EXERCISE BRIEF
Check each line below for "question" and say how many have it, with no other words.

___ SOURCE MATERIAL

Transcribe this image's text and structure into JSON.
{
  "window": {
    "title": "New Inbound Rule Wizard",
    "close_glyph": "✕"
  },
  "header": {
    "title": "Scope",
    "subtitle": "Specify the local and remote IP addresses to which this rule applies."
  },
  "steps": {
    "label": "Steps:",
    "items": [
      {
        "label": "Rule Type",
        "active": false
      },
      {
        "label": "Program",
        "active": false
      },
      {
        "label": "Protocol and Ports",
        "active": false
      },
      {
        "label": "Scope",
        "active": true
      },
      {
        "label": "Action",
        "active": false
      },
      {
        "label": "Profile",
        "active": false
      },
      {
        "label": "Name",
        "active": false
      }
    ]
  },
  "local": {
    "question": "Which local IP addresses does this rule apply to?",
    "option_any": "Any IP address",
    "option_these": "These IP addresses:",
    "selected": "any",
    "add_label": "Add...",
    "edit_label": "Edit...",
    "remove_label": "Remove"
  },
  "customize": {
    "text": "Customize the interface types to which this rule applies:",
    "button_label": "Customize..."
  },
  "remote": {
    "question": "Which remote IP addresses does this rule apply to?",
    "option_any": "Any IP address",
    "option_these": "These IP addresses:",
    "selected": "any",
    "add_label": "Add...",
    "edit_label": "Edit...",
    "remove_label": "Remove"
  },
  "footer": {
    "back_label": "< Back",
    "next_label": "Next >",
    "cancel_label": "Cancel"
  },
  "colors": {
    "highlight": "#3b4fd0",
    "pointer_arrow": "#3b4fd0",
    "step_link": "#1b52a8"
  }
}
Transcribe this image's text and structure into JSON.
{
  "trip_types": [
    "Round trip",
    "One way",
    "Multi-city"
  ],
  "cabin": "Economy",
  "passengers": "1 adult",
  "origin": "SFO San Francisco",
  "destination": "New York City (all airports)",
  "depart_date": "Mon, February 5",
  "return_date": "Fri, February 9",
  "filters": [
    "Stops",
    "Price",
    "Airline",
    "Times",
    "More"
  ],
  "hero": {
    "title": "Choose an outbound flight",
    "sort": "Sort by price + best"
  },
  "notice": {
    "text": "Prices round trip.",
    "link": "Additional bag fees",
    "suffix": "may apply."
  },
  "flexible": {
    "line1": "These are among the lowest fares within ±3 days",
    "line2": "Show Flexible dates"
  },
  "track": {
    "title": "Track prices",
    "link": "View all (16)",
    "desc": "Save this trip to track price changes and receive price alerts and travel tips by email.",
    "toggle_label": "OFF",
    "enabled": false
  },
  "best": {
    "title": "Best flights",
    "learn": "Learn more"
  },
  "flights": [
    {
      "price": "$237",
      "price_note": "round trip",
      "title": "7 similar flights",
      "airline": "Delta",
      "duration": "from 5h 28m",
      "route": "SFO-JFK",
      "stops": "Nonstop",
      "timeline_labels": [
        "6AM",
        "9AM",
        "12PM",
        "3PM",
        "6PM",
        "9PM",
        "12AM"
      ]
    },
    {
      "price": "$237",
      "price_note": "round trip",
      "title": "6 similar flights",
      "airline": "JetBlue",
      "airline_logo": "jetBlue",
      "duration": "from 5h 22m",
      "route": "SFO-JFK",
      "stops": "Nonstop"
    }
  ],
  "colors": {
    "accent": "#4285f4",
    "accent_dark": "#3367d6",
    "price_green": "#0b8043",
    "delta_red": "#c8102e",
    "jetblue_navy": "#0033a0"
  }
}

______

ANSWER BOX
2